Orlando Sentinel

The deadbeat dad is less a scoundrel than an object of pity

By Kathleen Parker
Special to the Sentinel
Published in The Orlando Sentinel on October 17, 1999.

It is helpful to have a calculator and a lie detector handy when trying to navigate the backwaters of our nation's child-support industry. Between ravenous bureaucrats, his-'n-her statistics and billion-dollar budgets, it's no wonder Americans can't tell the difference between a deadbeat and a throwaway dad.

For years, Americans have been fed a diet of "deadbeat dad" propaganda while a growing number of fathers heartbroken over the loss of their children suffer the backlash of negative association.
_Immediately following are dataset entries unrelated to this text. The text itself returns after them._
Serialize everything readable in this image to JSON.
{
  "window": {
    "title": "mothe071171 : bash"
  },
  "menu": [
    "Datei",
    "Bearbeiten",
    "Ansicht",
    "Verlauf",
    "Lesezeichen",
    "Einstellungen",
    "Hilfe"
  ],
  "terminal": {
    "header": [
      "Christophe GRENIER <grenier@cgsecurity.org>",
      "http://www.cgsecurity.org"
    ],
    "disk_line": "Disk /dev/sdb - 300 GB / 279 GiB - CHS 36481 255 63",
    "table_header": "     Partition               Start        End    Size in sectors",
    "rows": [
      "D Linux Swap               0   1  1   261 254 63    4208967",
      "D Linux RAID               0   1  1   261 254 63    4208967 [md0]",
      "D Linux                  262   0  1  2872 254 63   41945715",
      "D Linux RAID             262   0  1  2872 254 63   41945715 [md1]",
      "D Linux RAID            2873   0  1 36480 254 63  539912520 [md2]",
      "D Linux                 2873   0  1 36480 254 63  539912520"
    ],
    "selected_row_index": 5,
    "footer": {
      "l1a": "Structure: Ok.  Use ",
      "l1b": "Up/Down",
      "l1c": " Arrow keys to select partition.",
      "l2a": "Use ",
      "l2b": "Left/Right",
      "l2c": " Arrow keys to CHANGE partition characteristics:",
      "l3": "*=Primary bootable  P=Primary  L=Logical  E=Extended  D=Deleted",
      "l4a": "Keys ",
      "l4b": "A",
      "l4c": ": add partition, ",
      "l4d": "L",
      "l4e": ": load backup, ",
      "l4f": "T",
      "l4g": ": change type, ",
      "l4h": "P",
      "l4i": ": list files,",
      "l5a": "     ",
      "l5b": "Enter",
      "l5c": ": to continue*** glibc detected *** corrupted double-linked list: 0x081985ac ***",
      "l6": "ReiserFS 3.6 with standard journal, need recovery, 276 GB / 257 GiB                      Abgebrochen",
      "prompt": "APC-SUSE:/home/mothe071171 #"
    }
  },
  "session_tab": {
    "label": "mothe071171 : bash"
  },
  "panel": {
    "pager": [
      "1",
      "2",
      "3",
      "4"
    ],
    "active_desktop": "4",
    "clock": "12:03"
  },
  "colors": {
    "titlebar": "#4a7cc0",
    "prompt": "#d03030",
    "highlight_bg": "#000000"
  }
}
Everyone "knows," for instance, that fathers routinely abandon their children, shirk their responsibility -- to the tune of $34 billion a year in child-support arrearages, by one ubiquitous (apocryphal?) estimate -- and frolic on beaches with girl-friends while their ex-wives and children search clothing dumpsters.

In fact, some fathers do abandon their children, though most in that category never were married to the woman with whom they bred, an occasion that inspires little sympathy for either side. The $34 billion that fathers allegedly owe, meanwhile, is based on a dubious estimate of what the total would be if every non-custodial father earned the median salary and if every single mother had a support award. Most of the fathers on deadbeat lists are undereducated, unskilled laborers. A University of Wisconsin study found that of nonpaying fathers, only 12 percent had annual incomes of more than $18,464; more than half made less than $6,155.

Of fathers with regular visitation, meanwhile, 79 percent pay the amount due, according to a 1995 U.S. Census Bureau report, the most recent year for which figures are available. Indeed, only 12 percent of women with children of absent fathers received no child-support payments, according to the report.

The deadbeat dad, alas, may be more pitiable than contemptible.

Why, then, have politicians been so eager to demonize the "deadbeat dad" when the facts so clearly contradict his existence? Is their denial a function of the pervasiveness of advanced feminist ideology? Or is the divorce industry, which inarguably keeps attorneys in BMWs and greases the gears of government, too prosperous a constituent to offend?

Consider: The federal Office of Child Support Enforcement today employs 59,000, spends $4 billion annually and has draconian police powers unimaginable to most Americans. For failure to pay child support, regardless of the reason, a "deadbeat" can lose his driver's license and passport, his occupational and recreational licenses, have his wages garnished and his assets seized. He also can be restrained without due process -- a governmental feat even accused murderers wouldn't be expected to tolerate.

Granted, the world isn't short on random randies who impregnate women and run. But the "deadbeat dad" is an egregious exaggeration -- a caricature of a few desperate men who for various reasons, sometimes pretty good ones, fail to hand over their paycheck.

In general, the deadbeat dad is less a scoundrel than the pitiful, bastard off-spring of a divorce industry predicated on the mistaken assumption that children belong to one parent (the mother in 90 percent of divorces), and that fathers, regardless of their income, are cash cows.

The children of such couplings surely deserve better than they're getting -- and surely some of that $4 billion in taxpayer money could be used to that end -- but building bureaucracies, policies and a police state around myths and propaganda is helping no one.

The solution to the mythical deadbeat problem is foremost to recognize that we're really talking about two classes of people -- the welfare (never-married) class for whom lack of education and unemployment are the biggest problem; and the divorce class, whose problems stem largely from the win-lose adversarial court system.

In both cases, government might properly play a role in helping fathers become part of their children's lives rather than in further alienating them. Children would win; lawyers would lose; bureaucrats might get real jobs; and government would return to the original concept of by and for the people, rather than against.

Any dissenters to this ideal might be considered suspect.

[Posted 10/15/1999 6:34 PM EST]

Copyright 1999 Orlando Sentinel Online.